Task details → Scan the records for the string "battery", then copy each line that has it.

Dataset rows for apps and sites →
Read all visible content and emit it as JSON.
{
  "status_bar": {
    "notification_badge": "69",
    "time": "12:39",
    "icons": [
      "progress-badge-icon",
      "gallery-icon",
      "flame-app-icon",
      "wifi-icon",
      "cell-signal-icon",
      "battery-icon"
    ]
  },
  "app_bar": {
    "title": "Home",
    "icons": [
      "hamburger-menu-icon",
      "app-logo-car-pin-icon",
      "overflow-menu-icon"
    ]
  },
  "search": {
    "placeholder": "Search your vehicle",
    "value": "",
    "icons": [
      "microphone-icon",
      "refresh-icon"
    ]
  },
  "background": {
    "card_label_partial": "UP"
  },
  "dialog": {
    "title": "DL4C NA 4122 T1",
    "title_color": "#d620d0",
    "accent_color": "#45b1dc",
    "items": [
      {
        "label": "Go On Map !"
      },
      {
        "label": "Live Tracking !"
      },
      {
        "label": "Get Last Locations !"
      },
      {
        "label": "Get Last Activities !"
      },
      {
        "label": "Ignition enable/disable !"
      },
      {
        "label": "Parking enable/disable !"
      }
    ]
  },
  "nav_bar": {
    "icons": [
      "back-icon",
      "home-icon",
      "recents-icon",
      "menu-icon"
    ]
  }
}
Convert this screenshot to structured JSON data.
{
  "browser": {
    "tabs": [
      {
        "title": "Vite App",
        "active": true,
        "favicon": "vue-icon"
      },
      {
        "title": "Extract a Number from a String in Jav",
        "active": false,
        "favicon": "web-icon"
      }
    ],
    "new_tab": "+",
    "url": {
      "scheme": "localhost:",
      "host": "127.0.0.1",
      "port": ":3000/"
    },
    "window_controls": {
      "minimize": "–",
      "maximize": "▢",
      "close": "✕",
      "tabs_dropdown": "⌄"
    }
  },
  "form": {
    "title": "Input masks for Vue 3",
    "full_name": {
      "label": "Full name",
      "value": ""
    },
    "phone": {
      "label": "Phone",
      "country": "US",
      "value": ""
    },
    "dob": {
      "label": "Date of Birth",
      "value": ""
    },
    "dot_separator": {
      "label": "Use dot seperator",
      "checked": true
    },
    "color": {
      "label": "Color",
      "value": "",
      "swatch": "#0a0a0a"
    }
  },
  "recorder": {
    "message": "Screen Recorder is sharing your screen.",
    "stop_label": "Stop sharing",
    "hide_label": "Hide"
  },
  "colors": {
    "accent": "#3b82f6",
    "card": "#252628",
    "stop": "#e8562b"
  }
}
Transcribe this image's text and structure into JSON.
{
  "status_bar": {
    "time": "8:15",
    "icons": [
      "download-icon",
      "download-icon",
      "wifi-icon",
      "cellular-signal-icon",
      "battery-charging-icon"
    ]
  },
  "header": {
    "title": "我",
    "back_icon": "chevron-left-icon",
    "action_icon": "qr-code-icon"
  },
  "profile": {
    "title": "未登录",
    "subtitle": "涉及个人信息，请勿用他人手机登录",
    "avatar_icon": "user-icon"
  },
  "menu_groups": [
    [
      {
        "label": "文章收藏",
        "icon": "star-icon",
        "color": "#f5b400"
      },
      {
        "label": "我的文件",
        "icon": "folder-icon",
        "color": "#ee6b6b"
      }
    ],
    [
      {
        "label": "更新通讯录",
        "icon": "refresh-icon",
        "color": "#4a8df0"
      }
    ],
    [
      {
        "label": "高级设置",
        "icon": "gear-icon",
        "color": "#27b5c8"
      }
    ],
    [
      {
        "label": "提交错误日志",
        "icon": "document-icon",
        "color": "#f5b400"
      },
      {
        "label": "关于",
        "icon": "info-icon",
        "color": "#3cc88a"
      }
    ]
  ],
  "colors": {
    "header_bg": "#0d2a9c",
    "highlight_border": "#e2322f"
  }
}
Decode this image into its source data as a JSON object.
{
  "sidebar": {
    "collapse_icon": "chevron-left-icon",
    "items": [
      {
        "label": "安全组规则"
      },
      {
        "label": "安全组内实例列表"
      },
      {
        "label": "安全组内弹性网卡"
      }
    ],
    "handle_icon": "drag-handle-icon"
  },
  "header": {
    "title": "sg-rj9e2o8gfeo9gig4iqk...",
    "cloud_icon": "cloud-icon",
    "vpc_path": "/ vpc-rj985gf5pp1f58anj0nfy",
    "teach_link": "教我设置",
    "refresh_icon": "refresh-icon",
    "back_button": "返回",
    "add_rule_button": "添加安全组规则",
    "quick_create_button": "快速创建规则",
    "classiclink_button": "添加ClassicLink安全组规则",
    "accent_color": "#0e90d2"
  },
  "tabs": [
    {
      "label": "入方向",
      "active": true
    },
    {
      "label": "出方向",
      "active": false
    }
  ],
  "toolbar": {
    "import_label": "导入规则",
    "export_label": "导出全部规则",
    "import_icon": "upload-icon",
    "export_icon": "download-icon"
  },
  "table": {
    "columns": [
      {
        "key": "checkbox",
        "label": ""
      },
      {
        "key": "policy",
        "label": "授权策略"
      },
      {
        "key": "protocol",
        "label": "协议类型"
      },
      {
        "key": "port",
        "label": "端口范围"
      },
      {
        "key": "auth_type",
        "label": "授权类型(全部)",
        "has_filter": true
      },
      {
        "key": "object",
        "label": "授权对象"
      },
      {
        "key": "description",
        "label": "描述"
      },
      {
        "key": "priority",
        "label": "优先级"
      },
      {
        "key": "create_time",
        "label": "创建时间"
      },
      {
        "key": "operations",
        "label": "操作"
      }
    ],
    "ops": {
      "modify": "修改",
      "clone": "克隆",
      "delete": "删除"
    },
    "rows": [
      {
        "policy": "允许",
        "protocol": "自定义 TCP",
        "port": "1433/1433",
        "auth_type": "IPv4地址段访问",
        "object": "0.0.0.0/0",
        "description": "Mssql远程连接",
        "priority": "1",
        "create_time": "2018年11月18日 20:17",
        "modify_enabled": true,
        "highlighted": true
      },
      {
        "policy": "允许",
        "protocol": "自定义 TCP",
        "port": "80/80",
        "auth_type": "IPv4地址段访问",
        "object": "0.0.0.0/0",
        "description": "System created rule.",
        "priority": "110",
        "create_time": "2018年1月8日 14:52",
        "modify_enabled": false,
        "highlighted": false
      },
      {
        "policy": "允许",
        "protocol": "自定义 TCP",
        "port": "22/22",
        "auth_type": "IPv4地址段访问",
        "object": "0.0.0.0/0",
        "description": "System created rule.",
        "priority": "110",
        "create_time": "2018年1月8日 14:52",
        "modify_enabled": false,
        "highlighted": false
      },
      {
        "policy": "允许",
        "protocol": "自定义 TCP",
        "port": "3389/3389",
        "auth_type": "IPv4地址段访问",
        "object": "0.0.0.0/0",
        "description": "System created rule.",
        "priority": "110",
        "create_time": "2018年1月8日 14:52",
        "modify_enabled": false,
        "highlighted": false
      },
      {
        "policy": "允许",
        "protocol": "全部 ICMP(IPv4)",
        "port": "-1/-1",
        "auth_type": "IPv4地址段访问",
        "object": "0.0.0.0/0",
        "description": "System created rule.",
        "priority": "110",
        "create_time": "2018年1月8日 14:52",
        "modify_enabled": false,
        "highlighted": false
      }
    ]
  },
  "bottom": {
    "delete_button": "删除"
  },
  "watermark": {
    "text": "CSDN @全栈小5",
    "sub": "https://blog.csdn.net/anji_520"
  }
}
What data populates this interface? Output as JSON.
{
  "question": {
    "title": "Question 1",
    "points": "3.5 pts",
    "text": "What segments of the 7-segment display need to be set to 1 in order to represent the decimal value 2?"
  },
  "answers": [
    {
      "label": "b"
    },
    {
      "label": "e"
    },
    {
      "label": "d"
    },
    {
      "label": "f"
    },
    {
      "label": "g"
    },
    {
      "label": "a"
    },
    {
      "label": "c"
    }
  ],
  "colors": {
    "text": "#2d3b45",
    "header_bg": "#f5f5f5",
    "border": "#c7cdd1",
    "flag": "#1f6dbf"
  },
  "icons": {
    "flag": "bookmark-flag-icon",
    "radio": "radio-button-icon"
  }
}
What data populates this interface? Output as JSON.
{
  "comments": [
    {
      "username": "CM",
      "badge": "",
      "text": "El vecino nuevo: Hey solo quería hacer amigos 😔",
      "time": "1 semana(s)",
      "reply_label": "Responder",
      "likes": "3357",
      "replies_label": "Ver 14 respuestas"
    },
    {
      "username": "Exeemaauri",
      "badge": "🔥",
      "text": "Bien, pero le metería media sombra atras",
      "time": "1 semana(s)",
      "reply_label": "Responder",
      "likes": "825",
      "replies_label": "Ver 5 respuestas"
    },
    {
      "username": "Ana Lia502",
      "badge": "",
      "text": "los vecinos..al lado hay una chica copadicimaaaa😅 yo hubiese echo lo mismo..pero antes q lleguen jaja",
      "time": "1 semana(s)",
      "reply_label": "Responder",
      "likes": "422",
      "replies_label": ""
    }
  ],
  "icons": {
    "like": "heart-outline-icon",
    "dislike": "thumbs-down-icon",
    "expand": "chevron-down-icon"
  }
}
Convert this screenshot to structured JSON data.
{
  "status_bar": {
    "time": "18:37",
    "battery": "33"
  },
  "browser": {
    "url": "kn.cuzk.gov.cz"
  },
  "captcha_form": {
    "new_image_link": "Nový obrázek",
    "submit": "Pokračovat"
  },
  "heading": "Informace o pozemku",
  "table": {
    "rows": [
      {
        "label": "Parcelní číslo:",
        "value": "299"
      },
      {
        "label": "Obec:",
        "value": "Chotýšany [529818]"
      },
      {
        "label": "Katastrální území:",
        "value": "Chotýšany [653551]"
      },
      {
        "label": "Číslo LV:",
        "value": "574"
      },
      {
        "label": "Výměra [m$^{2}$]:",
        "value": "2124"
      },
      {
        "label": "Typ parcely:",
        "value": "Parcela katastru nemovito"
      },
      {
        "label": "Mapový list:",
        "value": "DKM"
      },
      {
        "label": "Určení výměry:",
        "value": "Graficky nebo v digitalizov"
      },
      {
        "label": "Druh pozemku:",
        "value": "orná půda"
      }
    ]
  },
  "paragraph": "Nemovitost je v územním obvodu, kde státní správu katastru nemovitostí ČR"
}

Reply to the task →
      "battery-icon"
      "battery-charging-icon"
    "battery": "33"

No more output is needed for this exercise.